_RECORDS PROVIDED:_

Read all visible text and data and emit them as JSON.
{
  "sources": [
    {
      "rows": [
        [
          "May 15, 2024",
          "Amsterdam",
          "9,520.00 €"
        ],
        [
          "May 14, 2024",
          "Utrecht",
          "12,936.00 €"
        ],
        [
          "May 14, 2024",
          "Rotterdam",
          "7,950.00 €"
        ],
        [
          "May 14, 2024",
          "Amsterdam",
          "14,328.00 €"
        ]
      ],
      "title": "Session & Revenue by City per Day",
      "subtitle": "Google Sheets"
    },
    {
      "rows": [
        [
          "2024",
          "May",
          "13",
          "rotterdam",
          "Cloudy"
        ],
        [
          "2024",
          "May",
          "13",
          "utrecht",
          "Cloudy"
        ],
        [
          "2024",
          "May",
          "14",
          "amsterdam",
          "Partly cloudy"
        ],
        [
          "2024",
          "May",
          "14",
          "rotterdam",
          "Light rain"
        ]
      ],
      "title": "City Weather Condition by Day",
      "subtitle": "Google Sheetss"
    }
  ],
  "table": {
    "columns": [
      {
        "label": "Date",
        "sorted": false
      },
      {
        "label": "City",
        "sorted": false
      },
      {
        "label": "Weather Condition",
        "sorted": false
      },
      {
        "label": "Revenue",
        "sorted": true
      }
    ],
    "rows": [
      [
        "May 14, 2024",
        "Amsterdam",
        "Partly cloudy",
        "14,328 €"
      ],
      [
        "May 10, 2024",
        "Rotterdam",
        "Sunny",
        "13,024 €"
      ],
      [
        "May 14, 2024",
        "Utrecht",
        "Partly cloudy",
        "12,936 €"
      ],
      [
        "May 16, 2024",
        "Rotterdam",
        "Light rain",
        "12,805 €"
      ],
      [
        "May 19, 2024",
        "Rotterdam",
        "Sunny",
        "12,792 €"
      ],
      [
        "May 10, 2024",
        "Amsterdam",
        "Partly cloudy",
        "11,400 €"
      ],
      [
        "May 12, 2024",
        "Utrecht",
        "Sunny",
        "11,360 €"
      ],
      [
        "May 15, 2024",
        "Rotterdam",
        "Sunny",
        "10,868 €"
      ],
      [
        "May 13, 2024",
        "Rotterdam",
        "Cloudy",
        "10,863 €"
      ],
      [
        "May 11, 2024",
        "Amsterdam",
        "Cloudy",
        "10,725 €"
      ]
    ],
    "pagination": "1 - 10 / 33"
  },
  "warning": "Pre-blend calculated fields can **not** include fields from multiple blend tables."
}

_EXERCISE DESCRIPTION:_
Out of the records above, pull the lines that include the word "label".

_TASK RESPONSE:_
        "label": "Date",
        "label": "City",
        "label": "Weather Condition",
        "label": "Revenue",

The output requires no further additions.